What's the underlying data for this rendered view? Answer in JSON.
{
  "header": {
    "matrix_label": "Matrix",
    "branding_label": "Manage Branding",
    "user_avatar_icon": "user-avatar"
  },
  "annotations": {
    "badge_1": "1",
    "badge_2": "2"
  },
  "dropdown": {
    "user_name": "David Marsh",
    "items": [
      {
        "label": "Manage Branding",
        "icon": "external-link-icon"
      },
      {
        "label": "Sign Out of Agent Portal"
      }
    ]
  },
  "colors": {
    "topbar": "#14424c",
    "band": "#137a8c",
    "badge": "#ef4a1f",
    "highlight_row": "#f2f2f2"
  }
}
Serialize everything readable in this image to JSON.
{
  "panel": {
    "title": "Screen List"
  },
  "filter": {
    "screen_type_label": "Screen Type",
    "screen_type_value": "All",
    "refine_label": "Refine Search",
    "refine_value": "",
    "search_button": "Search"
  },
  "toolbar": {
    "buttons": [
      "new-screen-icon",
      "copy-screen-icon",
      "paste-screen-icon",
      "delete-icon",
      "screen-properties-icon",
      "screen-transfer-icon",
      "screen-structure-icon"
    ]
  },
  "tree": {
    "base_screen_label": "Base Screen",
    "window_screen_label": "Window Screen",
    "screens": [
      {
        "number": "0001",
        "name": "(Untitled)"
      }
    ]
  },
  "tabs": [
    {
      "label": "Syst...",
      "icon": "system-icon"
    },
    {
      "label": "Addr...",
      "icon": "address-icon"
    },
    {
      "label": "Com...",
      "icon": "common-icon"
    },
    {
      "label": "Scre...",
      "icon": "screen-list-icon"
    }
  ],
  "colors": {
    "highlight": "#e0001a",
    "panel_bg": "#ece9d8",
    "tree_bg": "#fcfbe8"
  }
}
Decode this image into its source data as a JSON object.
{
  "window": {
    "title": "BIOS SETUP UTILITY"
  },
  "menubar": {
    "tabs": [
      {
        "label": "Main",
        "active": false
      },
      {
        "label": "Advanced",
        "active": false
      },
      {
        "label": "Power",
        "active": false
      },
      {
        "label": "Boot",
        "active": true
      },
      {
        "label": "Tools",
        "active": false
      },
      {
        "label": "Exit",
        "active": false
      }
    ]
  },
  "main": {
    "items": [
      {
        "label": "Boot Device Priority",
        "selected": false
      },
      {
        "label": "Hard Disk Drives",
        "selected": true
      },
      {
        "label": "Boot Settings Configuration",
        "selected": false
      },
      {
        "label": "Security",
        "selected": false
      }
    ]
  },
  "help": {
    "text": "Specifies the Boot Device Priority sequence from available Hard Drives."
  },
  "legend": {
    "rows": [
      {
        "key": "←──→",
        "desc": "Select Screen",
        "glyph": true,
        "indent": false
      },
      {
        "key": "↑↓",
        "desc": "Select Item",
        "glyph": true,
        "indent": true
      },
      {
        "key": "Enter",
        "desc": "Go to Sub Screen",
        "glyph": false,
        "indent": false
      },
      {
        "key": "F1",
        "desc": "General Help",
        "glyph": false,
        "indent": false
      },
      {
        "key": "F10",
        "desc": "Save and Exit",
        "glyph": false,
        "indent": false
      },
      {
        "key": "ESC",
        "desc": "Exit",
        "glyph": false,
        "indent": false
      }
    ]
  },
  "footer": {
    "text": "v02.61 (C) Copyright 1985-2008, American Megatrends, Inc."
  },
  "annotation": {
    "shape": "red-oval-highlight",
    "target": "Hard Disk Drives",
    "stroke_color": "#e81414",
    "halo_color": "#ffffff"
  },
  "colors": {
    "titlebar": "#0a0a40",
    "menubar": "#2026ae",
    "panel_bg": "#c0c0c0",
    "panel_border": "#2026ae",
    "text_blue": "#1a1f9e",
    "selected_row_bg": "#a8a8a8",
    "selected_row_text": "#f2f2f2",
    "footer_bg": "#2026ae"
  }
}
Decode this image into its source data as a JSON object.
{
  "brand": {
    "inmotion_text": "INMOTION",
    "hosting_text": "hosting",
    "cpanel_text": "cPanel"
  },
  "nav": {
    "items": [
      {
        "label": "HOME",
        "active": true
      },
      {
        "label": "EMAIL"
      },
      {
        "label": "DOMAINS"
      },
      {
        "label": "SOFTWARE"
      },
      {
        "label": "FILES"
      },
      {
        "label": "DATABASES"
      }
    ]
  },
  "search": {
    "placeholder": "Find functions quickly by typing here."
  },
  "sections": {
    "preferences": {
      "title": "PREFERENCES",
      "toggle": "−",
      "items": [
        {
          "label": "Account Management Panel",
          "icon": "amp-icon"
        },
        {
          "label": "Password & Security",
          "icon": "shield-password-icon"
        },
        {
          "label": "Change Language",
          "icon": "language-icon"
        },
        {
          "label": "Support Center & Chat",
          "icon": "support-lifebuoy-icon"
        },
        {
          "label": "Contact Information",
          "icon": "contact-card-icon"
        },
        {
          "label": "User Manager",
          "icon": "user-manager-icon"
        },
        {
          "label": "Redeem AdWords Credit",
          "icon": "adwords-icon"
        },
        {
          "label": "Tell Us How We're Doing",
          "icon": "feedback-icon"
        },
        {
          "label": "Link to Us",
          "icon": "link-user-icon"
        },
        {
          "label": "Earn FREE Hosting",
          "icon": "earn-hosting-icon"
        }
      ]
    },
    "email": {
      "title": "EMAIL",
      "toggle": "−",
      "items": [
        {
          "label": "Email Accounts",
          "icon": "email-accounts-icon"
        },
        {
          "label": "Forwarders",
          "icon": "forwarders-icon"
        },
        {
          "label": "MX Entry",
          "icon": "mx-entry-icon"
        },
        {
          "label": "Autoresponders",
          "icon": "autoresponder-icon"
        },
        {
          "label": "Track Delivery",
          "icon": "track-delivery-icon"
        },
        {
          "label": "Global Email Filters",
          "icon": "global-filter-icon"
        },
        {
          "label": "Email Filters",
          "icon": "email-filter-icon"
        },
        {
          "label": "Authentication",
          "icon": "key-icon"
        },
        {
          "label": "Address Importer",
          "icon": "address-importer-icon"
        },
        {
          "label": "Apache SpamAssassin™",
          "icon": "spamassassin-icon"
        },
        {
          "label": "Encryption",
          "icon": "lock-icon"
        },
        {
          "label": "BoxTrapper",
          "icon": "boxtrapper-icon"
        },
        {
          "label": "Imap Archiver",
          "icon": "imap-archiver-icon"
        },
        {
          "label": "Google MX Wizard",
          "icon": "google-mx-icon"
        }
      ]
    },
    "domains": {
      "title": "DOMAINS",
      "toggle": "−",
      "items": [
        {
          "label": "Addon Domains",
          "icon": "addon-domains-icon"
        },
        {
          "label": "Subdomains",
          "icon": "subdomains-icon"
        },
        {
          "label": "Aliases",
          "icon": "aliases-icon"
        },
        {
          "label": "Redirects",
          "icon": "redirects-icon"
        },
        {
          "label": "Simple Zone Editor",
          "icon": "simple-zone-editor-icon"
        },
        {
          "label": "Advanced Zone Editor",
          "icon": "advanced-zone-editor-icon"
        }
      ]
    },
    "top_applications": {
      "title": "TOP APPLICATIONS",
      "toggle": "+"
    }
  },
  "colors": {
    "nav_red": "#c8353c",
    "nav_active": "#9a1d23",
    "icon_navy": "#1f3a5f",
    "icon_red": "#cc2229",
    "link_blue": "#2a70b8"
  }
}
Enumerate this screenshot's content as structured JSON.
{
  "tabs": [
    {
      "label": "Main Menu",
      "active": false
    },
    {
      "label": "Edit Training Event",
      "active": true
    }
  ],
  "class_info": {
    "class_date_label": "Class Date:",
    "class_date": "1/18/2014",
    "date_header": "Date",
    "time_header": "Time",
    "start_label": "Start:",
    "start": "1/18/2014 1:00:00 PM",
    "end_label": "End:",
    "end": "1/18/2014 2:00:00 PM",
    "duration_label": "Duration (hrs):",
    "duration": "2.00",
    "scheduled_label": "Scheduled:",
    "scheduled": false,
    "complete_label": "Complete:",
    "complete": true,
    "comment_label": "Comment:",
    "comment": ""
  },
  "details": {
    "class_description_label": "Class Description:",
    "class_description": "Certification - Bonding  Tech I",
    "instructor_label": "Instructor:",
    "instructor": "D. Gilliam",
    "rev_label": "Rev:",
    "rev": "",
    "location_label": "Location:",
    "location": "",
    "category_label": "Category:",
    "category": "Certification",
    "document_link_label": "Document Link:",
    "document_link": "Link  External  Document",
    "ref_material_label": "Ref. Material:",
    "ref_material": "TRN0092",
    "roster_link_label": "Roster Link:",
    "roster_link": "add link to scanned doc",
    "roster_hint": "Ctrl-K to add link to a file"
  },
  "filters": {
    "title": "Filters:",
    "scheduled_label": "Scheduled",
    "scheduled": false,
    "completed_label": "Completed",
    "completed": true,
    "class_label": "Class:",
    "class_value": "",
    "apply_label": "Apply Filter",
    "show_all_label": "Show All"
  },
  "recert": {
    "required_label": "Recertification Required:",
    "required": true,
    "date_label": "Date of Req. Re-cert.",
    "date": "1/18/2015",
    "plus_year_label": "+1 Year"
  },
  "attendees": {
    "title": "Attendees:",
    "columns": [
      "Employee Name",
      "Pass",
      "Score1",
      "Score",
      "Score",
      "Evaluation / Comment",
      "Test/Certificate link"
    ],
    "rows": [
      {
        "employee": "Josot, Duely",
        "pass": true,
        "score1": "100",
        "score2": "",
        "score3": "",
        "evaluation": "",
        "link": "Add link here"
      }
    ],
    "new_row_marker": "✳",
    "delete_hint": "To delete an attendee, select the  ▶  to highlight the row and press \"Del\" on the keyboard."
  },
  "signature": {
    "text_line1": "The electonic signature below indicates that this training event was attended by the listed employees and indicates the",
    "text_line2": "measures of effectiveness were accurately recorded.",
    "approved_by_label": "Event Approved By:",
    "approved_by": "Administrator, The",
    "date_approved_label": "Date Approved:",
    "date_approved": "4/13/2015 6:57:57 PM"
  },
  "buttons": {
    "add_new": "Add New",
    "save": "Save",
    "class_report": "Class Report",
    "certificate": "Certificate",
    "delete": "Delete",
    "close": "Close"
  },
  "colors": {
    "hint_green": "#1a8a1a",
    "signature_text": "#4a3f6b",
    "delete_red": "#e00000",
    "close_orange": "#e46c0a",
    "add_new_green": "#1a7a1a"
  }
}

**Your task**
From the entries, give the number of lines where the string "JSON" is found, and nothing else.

**Response for this exercise**
5